I used this approach with a very difficult employee back in my days as an Operations Manager with the airlines.  She was always quoting rules and regulations to passengers with a bit of arrogance because she confused being right with being effective.  Inevitably, I would have to intervene because the passengers would get upset.  One day, I called her into my office for a chat.  She thought that I was going to counsel her and she was ready to do battle.  Instead, I told her I was worried about her because being so inflexible and angry all the time was going to make her sick.  Then I asked what triggered these behaviors and emotions.  I don’t have time to give you the full story, but suffice to say my question completely changed the demeanor of the conversation.  Things got decidedly better after that.

You’re Not a Therapist

For those of you who attended our Corps Coaching Techniques program, you may remember that I had everyone raise their hand and state clearly, “I am not a therapist”.   I did this for a very important reason.  It is not your job to cure an employee who may have some deep-rooted emotional problems.  Keep in mind that emotional outbreaks can be a sign of a more serious, personal problem.  These can include substance addictions, domestic abuse, and other severe issues.  If you feel that you are dealing with a very serious problem, be sure to get some help from your Human Resources staff and your Employee Assistance Program.


As usual, I welcome your comments and opinions.  I also invite you to ask any questions you may have regarding leadership in general or a specific supervisory situation or challenge you may have encountered.  I’ll do my best to respond quickly.  You can use either the “Leave a Reply” box or the “Post Comment” link below.  (Name and email address are not required.).

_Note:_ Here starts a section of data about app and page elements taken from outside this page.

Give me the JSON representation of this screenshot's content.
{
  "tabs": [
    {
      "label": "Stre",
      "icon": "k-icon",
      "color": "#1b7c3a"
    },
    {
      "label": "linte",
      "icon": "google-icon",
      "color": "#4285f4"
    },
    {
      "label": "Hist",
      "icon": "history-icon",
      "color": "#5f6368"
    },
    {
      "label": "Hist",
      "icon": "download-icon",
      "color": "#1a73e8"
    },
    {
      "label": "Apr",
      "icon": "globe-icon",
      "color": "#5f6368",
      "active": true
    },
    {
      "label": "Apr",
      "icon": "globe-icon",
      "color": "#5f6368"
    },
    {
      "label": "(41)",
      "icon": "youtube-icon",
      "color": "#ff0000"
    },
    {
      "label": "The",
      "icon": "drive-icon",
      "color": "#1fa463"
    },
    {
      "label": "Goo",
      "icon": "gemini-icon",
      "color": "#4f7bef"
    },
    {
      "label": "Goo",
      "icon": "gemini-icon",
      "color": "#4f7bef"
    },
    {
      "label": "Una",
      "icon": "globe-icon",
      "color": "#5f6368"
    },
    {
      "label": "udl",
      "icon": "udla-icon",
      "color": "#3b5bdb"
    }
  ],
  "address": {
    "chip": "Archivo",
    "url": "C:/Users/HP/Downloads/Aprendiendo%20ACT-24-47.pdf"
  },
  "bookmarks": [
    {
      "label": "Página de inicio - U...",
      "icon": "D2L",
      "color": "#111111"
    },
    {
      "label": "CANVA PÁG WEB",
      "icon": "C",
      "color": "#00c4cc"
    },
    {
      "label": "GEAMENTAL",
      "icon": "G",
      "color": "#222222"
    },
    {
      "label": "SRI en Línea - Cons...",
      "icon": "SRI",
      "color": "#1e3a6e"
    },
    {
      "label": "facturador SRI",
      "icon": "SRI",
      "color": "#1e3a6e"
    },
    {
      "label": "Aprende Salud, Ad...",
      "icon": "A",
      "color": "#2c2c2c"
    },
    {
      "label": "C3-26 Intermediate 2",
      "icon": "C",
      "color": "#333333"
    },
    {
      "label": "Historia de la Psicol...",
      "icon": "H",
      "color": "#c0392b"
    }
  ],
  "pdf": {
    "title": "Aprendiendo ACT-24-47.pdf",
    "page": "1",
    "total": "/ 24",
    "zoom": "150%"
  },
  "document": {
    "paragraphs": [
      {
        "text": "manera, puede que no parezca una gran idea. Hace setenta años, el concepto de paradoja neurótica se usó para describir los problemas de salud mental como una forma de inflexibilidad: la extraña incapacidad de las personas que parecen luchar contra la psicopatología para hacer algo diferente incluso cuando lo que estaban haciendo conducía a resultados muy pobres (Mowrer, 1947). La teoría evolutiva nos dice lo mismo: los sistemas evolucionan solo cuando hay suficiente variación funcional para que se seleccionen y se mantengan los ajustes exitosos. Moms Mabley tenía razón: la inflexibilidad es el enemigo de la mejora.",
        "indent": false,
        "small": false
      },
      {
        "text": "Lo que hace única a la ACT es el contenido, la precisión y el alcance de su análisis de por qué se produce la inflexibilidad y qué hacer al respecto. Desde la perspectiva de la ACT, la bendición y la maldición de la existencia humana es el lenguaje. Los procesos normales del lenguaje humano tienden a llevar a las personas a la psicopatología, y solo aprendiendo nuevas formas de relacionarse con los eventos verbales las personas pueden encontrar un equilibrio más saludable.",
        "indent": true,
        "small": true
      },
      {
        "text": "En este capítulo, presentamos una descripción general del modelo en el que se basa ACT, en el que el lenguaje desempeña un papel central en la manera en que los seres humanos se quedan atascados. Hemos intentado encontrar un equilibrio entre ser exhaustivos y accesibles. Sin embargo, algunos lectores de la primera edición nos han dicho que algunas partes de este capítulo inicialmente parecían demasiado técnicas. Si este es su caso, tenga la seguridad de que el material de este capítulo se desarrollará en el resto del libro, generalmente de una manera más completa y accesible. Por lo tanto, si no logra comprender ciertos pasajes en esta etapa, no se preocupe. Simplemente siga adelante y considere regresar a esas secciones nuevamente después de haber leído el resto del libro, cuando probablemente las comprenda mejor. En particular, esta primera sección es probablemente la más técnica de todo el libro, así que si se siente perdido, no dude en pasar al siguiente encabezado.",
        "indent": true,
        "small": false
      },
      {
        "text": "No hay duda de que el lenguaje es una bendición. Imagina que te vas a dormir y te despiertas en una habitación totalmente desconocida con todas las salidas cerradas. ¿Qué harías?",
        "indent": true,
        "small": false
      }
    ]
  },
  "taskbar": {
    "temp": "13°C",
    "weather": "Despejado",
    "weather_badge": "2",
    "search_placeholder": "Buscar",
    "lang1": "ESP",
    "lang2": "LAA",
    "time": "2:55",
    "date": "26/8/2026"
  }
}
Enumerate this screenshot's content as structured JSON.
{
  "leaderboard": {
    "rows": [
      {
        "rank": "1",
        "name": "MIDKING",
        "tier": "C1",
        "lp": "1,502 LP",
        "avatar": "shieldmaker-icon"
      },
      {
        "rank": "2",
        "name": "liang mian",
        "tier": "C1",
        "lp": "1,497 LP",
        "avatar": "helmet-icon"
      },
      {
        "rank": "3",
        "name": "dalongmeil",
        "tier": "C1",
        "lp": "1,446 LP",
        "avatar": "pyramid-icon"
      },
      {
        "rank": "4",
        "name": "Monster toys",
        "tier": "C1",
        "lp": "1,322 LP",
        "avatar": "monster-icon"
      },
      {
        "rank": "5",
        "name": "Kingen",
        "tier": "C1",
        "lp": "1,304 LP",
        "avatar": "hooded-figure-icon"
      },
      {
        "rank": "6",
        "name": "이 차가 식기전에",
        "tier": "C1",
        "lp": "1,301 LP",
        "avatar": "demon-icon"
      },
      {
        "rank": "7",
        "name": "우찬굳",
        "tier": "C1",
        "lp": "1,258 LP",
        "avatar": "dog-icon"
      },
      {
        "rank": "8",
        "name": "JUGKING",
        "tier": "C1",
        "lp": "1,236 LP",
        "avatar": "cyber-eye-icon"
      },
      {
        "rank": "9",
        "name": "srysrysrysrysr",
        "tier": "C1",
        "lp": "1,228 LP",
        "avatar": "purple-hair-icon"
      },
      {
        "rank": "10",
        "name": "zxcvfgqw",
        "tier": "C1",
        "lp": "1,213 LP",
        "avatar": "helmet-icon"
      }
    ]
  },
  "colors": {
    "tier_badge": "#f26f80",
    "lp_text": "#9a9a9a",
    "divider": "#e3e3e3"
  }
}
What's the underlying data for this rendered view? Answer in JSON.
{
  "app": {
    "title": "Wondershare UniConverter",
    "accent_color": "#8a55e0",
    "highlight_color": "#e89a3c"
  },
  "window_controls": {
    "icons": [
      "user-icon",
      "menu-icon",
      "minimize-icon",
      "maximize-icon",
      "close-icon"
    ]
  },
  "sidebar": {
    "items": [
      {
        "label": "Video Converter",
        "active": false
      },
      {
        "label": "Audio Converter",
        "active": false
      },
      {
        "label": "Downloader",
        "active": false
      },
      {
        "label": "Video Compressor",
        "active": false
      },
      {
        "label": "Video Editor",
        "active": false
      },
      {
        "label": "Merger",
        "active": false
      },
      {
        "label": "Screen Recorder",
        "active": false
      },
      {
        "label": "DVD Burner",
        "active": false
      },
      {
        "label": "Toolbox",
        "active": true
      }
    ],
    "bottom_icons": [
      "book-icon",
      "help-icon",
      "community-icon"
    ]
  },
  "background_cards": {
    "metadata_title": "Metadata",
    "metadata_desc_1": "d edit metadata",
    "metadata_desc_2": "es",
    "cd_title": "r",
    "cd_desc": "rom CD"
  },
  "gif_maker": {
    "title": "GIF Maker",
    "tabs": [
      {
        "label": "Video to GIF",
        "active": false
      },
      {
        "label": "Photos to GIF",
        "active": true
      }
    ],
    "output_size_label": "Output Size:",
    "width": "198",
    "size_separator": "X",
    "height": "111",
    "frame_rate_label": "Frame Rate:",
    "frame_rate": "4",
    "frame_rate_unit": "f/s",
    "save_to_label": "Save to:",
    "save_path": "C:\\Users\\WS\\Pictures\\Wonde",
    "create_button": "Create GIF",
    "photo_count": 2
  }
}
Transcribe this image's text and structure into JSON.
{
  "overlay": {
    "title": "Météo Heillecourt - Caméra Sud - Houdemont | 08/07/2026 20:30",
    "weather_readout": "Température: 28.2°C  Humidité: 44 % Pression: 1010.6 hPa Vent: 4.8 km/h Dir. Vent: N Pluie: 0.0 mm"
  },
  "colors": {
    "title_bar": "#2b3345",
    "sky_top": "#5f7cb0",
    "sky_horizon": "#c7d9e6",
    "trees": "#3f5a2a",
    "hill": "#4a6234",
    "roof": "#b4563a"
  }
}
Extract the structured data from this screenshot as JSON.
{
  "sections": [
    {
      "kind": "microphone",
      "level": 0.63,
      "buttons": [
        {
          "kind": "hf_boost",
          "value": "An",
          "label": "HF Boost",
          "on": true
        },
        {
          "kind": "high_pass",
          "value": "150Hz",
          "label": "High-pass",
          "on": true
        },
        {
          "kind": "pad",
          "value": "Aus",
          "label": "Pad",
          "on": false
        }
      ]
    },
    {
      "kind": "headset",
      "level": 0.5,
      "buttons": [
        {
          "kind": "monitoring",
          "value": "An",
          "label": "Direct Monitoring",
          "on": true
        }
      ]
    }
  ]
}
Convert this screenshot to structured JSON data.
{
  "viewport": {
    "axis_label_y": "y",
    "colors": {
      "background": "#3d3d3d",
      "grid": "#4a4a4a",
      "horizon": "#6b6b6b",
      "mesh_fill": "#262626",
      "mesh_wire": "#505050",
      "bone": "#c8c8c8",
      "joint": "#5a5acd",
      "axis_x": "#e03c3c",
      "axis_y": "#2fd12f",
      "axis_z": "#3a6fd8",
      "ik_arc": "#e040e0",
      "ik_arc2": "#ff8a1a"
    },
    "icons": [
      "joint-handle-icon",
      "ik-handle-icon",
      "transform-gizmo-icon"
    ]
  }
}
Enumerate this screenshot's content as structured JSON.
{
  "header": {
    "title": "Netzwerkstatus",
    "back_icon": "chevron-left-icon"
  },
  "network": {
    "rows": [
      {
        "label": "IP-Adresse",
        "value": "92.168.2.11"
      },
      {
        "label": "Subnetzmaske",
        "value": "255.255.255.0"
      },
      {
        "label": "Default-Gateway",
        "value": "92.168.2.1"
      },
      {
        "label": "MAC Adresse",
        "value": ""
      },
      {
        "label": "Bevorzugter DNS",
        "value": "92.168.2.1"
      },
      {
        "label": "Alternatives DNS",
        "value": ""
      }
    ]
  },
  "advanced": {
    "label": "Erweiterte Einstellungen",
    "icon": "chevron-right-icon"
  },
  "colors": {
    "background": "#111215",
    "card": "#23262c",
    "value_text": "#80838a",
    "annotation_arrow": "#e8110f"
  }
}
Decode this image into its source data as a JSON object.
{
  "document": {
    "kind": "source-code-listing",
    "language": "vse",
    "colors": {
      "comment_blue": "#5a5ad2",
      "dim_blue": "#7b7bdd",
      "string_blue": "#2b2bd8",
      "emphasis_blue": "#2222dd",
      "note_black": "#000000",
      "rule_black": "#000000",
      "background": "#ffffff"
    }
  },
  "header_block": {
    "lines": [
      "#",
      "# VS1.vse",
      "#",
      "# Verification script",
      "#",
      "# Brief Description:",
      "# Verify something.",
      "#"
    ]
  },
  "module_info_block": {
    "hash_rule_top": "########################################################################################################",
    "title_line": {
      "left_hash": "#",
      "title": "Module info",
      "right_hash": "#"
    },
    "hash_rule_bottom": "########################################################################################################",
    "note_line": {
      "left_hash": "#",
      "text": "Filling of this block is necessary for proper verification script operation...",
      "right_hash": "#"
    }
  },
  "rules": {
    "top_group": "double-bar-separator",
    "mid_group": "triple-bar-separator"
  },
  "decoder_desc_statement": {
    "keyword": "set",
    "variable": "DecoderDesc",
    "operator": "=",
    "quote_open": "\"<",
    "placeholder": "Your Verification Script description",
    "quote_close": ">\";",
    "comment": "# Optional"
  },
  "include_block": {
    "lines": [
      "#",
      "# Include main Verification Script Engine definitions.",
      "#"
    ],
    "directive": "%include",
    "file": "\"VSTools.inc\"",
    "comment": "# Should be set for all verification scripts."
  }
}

Thanks for your time and consideration,

If you would like more information about our Corps Coaching Techniques program, click HERE, or call me at (310) 569-4576.